Data records for software interfaces:
# # # # #
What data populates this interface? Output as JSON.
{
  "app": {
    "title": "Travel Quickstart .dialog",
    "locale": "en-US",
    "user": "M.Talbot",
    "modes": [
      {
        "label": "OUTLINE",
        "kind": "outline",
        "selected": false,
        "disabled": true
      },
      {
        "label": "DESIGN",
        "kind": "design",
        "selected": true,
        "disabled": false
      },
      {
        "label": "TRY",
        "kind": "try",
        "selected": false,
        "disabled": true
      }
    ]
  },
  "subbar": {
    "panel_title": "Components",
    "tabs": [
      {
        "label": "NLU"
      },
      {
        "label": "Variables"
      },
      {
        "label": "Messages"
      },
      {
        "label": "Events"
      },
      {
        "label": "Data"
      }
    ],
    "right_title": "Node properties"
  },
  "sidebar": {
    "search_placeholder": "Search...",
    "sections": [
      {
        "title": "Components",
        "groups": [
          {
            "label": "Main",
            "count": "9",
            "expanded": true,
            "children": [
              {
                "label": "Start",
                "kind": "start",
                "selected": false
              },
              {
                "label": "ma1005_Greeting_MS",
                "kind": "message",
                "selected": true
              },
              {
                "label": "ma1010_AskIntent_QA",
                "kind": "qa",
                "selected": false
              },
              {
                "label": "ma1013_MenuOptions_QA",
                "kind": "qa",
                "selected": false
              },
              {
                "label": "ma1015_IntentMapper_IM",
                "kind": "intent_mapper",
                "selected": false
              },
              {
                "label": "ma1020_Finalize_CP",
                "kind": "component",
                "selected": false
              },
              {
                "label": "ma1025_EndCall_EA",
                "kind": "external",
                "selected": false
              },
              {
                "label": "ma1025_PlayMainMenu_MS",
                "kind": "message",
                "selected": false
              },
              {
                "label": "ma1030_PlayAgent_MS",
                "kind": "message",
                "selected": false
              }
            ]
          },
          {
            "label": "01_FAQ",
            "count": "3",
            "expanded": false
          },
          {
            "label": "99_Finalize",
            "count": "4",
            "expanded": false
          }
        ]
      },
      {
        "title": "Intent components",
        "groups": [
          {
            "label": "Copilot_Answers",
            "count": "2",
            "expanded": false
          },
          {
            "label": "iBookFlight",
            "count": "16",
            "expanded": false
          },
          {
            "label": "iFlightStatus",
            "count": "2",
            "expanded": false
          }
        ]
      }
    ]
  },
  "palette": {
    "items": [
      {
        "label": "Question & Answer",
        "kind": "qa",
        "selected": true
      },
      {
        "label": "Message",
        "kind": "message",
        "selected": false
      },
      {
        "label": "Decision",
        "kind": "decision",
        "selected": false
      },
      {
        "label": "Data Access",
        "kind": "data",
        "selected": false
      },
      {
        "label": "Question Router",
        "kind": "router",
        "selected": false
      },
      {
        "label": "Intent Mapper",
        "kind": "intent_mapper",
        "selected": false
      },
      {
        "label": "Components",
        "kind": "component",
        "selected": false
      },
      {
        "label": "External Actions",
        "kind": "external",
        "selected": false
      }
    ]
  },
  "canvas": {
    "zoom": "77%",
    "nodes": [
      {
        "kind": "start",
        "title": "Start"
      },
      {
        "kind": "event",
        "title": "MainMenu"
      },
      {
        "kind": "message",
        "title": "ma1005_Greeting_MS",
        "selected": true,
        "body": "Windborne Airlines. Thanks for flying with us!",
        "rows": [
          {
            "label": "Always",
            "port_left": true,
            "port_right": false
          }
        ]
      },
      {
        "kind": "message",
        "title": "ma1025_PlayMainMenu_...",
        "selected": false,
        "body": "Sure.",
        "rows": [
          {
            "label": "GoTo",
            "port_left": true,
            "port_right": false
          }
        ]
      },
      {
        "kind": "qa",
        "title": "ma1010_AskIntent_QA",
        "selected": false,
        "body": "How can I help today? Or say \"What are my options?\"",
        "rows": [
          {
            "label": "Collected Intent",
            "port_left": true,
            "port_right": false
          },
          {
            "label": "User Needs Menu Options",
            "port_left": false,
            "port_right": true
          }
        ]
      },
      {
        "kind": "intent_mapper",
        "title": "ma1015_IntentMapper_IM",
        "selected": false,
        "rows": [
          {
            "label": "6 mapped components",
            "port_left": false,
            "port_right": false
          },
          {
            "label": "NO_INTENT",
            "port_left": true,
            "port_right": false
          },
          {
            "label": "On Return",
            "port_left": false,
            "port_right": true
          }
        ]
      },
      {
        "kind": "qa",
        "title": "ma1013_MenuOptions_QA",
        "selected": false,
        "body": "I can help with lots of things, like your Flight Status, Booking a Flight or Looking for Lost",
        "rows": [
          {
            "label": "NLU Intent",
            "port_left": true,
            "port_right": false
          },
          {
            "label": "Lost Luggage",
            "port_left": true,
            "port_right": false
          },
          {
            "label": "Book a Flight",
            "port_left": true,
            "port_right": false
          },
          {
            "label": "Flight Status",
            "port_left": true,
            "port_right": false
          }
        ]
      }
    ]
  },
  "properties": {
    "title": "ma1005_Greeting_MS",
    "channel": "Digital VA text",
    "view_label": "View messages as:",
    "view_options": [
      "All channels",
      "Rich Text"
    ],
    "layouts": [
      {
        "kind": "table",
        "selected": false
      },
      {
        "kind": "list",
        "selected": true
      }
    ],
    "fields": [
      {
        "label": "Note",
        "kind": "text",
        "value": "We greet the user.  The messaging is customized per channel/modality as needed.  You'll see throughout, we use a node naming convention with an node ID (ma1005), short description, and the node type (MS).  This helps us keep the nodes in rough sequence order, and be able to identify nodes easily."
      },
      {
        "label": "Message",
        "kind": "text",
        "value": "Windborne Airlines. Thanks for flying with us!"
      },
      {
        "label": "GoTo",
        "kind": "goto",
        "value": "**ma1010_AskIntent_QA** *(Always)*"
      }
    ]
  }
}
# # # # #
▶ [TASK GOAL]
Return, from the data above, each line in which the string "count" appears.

▶ [TASK RESULT]
            "count": "9",
            "count": "3",
            "count": "4",
            "count": "2",
            "count": "16",
            "count": "2",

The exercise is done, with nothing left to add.